At the hearing Thursday, U.S. District Judge James Donato allowed the plaintiffs' lawyers to go ahead and outline what information they need from the U.S. government in order to pursue their cases, thus rejecting a move by federal lawyers to have the cases thrown out.

Speaking outside the courthouse after the hearing, Sirine Shebaya, a Muslim Advocates lawyer representing plaintiffs in the Emami v. Nielsen case, said it's hard to predict how long these types of cases might take to reach a resolution.

"It could take anywhere from six months to a year to get fully resolved," Shebaya said. "In the meantime, we are able to continue holding the government accountable, so that there is transparency and an ability to see behind the veil that they've been using to shield this process from view."

The Department of Justice lawyer representing the government at the courthouse, August Flentje, told KQED he did not wish to comment on the hearing.
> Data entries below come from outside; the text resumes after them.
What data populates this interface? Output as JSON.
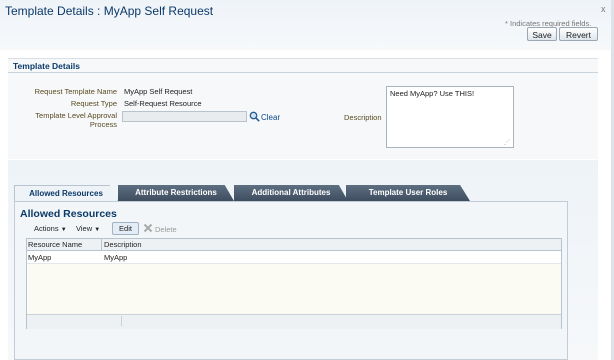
{
  "header": {
    "title": "Template Details : MyApp Self Request",
    "close_glyph": "x",
    "required_note": "* Indicates required fields.",
    "save_label": "Save",
    "revert_label": "Revert"
  },
  "details": {
    "section_title": "Template Details",
    "fields": {
      "name_label": "Request Template Name",
      "name_value": "MyApp Self Request",
      "type_label": "Request Type",
      "type_value": "Self-Request Resource",
      "approval_label": "Template Level Approval Process",
      "approval_value": "",
      "clear_label": "Clear",
      "description_label": "Description",
      "description_value": "Need MyApp? Use THIS!"
    }
  },
  "tabs": [
    {
      "label": "Allowed Resources",
      "active": true
    },
    {
      "label": "Attribute Restrictions",
      "active": false
    },
    {
      "label": "Additional Attributes",
      "active": false
    },
    {
      "label": "Template User Roles",
      "active": false
    }
  ],
  "panel": {
    "title": "Allowed Resources",
    "toolbar": {
      "actions_label": "Actions",
      "view_label": "View",
      "edit_label": "Edit",
      "delete_label": "Delete"
    },
    "table": {
      "columns": [
        "Resource Name",
        "Description"
      ],
      "rows": [
        [
          "MyApp",
          "MyApp"
        ]
      ]
    }
  },
  "icons": {
    "search": "search-icon",
    "delete": "delete-x-icon",
    "chevron": "chevron-down-icon"
  },
  "colors": {
    "title_blue": "#0b3a69",
    "label_brown": "#5a4a1f",
    "tab_dark": "#3e4d5e",
    "link_blue": "#0b4a8a"
  }
}
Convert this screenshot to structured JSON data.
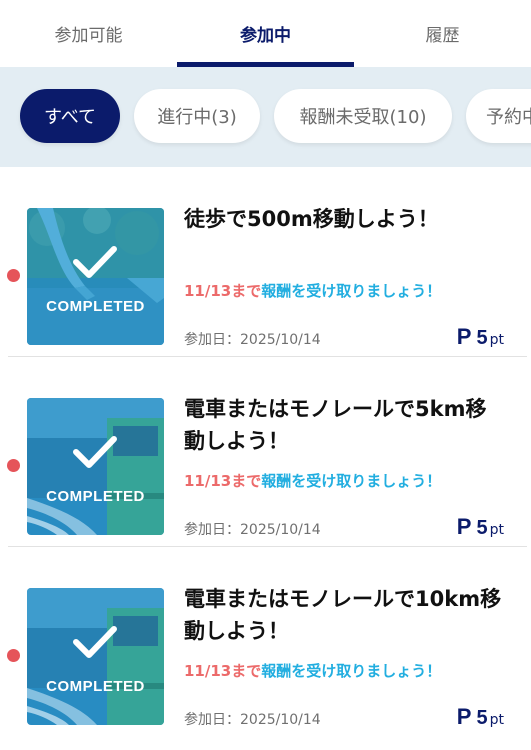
{
  "tabs": [
    {
      "label": "参加可能"
    },
    {
      "label": "参加中"
    },
    {
      "label": "履歴"
    }
  ],
  "filters": [
    {
      "label": "すべて"
    },
    {
      "label": "進行中(3)"
    },
    {
      "label": "報酬未受取(10)"
    },
    {
      "label": "予約中"
    }
  ],
  "missions": [
    {
      "title": "徒歩で500m移動しよう！",
      "badge": "COMPLETED",
      "deadline": "11/13まで",
      "reward_message": "報酬を受け取りましょう！",
      "joined": "参加日：2025/10/14",
      "points": "5",
      "points_unit": "pt",
      "thumbnail": "walking-photo"
    },
    {
      "title": "電車またはモノレールで5km移動しよう！",
      "badge": "COMPLETED",
      "deadline": "11/13まで",
      "reward_message": "報酬を受け取りましょう！",
      "joined": "参加日：2025/10/14",
      "points": "5",
      "points_unit": "pt",
      "thumbnail": "train-photo"
    },
    {
      "title": "電車またはモノレールで10km移動しよう！",
      "badge": "COMPLETED",
      "deadline": "11/13まで",
      "reward_message": "報酬を受け取りましょう！",
      "joined": "参加日：2025/10/14",
      "points": "5",
      "points_unit": "pt",
      "thumbnail": "train-photo"
    }
  ],
  "colors": {
    "brand_navy": "#0b1b6b",
    "deadline_red": "#ec6a6a",
    "reward_blue": "#22aee0",
    "unread_dot": "#e5545a",
    "filter_band": "#e3edf3"
  }
}
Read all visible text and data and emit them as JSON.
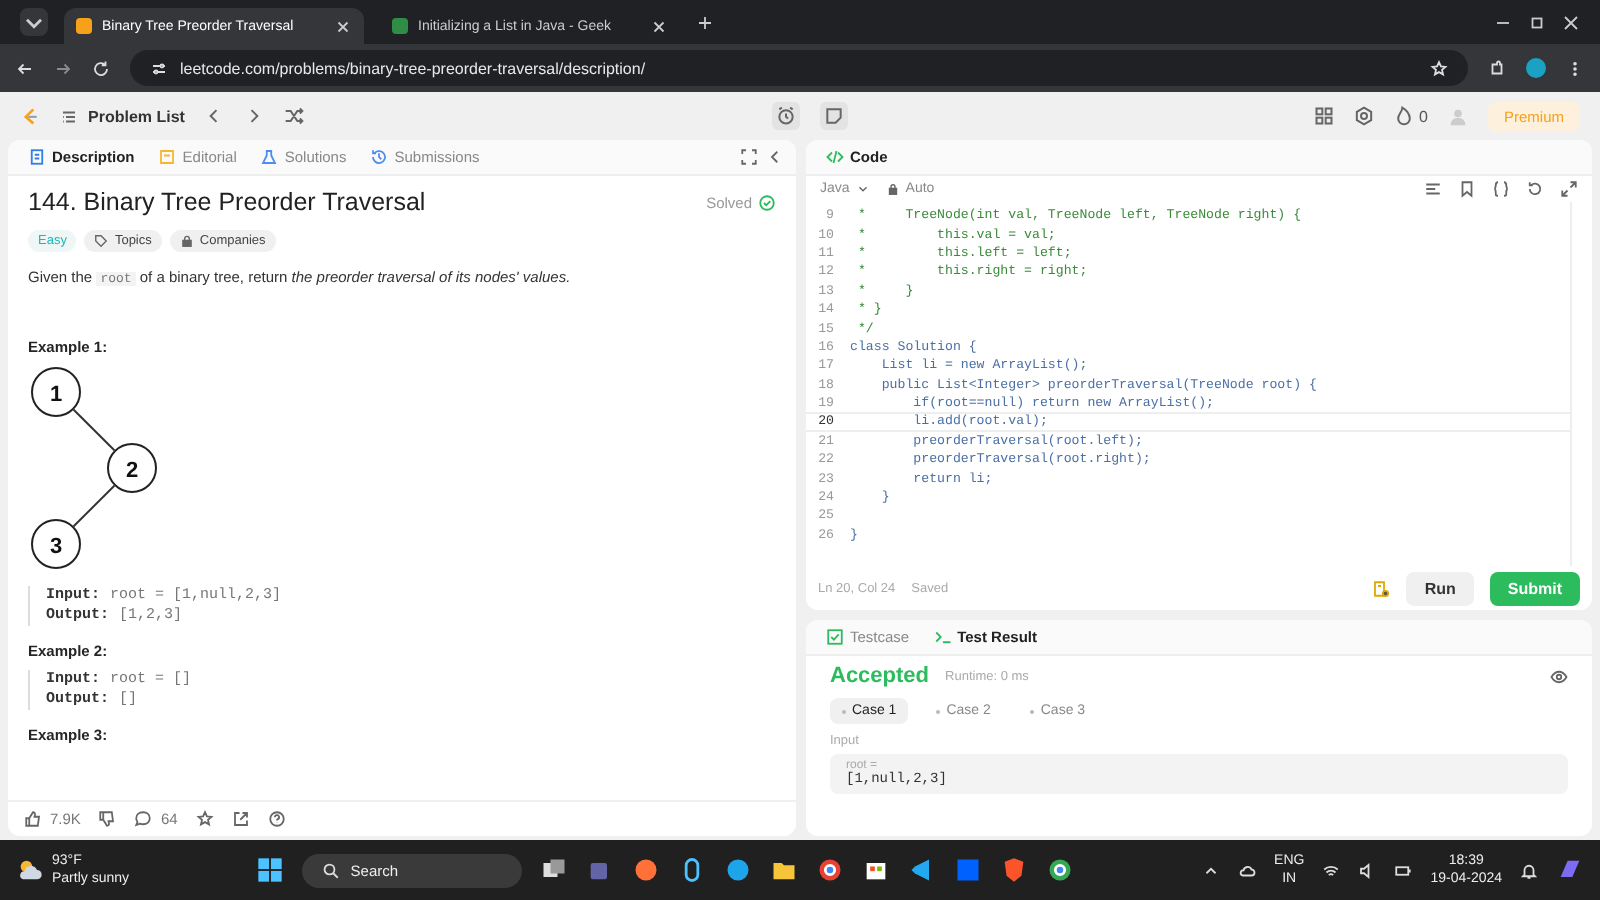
{
  "browser": {
    "tabs": [
      {
        "title": "Binary Tree Preorder Traversal",
        "selected": true
      },
      {
        "title": "Initializing a List in Java - Geek",
        "selected": false
      }
    ],
    "url": "leetcode.com/problems/binary-tree-preorder-traversal/description/"
  },
  "nav": {
    "problem_list": "Problem List",
    "streak": "0",
    "premium": "Premium"
  },
  "left_tabs": [
    {
      "label": "Description",
      "selected": true
    },
    {
      "label": "Editorial",
      "selected": false
    },
    {
      "label": "Solutions",
      "selected": false
    },
    {
      "label": "Submissions",
      "selected": false
    }
  ],
  "problem": {
    "title": "144. Binary Tree Preorder Traversal",
    "status": "Solved",
    "difficulty": "Easy",
    "tags": [
      "Topics",
      "Companies"
    ],
    "description": [
      {
        "text": "Given the ",
        "kind": "plain"
      },
      {
        "text": "root",
        "kind": "code"
      },
      {
        "text": " of a binary tree, return ",
        "kind": "plain"
      },
      {
        "text": "the preorder traversal of its nodes' values.",
        "kind": "emphasis"
      }
    ],
    "examples": [
      {
        "title": "Example 1:",
        "tree": [
          "1",
          "2",
          "3"
        ],
        "input_label": "Input:",
        "input": "root = [1,null,2,3]",
        "output_label": "Output:",
        "output": "[1,2,3]"
      },
      {
        "title": "Example 2:",
        "input_label": "Input:",
        "input": "root = []",
        "output_label": "Output:",
        "output": "[]"
      },
      {
        "title": "Example 3:"
      }
    ],
    "likes": "7.9K",
    "comments": "64"
  },
  "code_panel": {
    "title": "Code",
    "language": "Java",
    "mode": "Auto",
    "status": "Ln 20, Col 24",
    "saved": "Saved",
    "lines": [
      {
        "n": "9",
        "text": " *     TreeNode(int val, TreeNode left, TreeNode right) {",
        "kind": "comment",
        "current": false
      },
      {
        "n": "10",
        "text": " *         this.val = val;",
        "kind": "comment",
        "current": false
      },
      {
        "n": "11",
        "text": " *         this.left = left;",
        "kind": "comment",
        "current": false
      },
      {
        "n": "12",
        "text": " *         this.right = right;",
        "kind": "comment",
        "current": false
      },
      {
        "n": "13",
        "text": " *     }",
        "kind": "comment",
        "current": false
      },
      {
        "n": "14",
        "text": " * }",
        "kind": "comment",
        "current": false
      },
      {
        "n": "15",
        "text": " */",
        "kind": "comment",
        "current": false
      },
      {
        "n": "16",
        "text": "class Solution {",
        "kind": "code",
        "current": false
      },
      {
        "n": "17",
        "text": "    List li = new ArrayList();",
        "kind": "code",
        "current": false
      },
      {
        "n": "18",
        "text": "    public List<Integer> preorderTraversal(TreeNode root) {",
        "kind": "code",
        "current": false
      },
      {
        "n": "19",
        "text": "        if(root==null) return new ArrayList();",
        "kind": "code",
        "current": false
      },
      {
        "n": "20",
        "text": "        li.add(root.val);",
        "kind": "code",
        "current": true
      },
      {
        "n": "21",
        "text": "        preorderTraversal(root.left);",
        "kind": "code",
        "current": false
      },
      {
        "n": "22",
        "text": "        preorderTraversal(root.right);",
        "kind": "code",
        "current": false
      },
      {
        "n": "23",
        "text": "        return li;",
        "kind": "code",
        "current": false
      },
      {
        "n": "24",
        "text": "    }",
        "kind": "code",
        "current": false
      },
      {
        "n": "25",
        "kind": "code",
        "current": false
      },
      {
        "n": "26",
        "text": "}",
        "kind": "code",
        "current": false
      }
    ],
    "run": "Run",
    "submit": "Submit"
  },
  "result_panel": {
    "tabs": [
      {
        "label": "Testcase",
        "selected": false
      },
      {
        "label": "Test Result",
        "selected": true
      }
    ],
    "verdict": "Accepted",
    "runtime": "Runtime: 0 ms",
    "cases": [
      {
        "label": "Case 1",
        "selected": true
      },
      {
        "label": "Case 2",
        "selected": false
      },
      {
        "label": "Case 3",
        "selected": false
      }
    ],
    "input_label": "Input",
    "var_name": "root =",
    "var_value": "[1,null,2,3]"
  },
  "taskbar": {
    "temperature": "93°F",
    "weather": "Partly sunny",
    "search": "Search",
    "language": "ENG",
    "region": "IN",
    "time": "18:39",
    "date": "19-04-2024"
  }
}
The judge said he plans to issue a decision in September about how much information federal officials must provide to the plaintiffs.